__Task item__: Identify each line in the records below that contains the word "クイック", and copy it.

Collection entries
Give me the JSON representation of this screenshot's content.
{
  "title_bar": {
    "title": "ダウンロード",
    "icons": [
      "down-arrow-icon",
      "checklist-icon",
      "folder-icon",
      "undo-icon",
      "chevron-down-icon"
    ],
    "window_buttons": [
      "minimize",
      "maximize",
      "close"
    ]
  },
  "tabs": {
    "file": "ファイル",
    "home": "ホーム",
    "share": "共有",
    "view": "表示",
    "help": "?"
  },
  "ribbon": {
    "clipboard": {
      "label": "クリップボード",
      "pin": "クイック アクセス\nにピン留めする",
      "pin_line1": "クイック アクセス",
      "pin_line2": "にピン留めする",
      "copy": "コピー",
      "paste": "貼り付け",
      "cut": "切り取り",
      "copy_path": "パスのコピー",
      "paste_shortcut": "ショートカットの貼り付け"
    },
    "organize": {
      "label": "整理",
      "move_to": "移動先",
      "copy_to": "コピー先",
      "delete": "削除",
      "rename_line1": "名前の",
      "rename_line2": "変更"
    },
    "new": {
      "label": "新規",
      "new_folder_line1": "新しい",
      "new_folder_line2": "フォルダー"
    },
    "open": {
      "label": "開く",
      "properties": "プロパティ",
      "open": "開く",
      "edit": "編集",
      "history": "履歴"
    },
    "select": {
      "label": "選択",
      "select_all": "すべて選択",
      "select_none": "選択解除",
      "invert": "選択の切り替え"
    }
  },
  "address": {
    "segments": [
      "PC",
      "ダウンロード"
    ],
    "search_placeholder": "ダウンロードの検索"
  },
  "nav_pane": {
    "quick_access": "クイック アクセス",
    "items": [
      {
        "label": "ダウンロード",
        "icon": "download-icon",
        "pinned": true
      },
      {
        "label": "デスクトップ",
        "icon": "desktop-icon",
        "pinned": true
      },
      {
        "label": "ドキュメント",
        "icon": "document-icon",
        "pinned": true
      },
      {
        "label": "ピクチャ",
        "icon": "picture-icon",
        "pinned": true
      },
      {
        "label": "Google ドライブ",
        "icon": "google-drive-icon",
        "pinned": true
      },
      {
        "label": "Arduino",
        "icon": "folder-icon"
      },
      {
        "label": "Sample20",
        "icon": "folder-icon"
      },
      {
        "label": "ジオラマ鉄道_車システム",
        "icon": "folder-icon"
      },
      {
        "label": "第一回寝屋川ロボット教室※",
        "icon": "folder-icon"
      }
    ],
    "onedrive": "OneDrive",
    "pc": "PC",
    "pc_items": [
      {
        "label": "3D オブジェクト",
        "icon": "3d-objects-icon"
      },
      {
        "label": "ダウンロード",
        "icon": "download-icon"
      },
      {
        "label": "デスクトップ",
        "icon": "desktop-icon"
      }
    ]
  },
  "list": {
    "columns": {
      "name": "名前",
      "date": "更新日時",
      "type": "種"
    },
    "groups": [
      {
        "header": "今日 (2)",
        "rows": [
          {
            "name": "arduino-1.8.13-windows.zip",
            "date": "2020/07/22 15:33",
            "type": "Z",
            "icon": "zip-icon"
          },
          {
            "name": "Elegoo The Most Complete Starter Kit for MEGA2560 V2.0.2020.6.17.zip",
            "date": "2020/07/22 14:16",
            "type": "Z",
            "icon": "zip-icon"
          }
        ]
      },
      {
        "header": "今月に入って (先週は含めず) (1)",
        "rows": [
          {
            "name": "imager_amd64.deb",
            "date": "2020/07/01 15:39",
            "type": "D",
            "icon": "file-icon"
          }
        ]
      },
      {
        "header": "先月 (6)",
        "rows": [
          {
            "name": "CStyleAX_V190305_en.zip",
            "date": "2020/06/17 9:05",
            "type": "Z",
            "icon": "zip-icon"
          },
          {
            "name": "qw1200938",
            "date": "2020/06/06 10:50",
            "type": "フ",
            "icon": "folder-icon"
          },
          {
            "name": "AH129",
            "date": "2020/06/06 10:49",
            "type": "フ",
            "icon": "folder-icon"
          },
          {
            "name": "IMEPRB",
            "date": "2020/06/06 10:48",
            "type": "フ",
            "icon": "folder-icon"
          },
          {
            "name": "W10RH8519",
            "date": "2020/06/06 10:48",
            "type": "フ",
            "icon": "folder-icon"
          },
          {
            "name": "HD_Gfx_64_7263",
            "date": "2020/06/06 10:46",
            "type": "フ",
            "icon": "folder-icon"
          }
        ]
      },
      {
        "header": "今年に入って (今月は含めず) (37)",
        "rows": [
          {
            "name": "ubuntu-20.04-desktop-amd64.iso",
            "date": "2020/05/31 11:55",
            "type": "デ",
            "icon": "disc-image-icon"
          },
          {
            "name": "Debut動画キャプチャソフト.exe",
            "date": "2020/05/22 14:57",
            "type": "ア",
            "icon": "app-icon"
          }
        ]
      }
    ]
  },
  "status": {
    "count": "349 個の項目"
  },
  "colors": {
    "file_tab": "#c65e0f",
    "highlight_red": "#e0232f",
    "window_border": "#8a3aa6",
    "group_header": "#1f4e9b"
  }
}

__Response__:
      "pin": "クイック アクセス\nにピン留めする",
      "pin_line1": "クイック アクセス",
    "quick_access": "クイック アクセス",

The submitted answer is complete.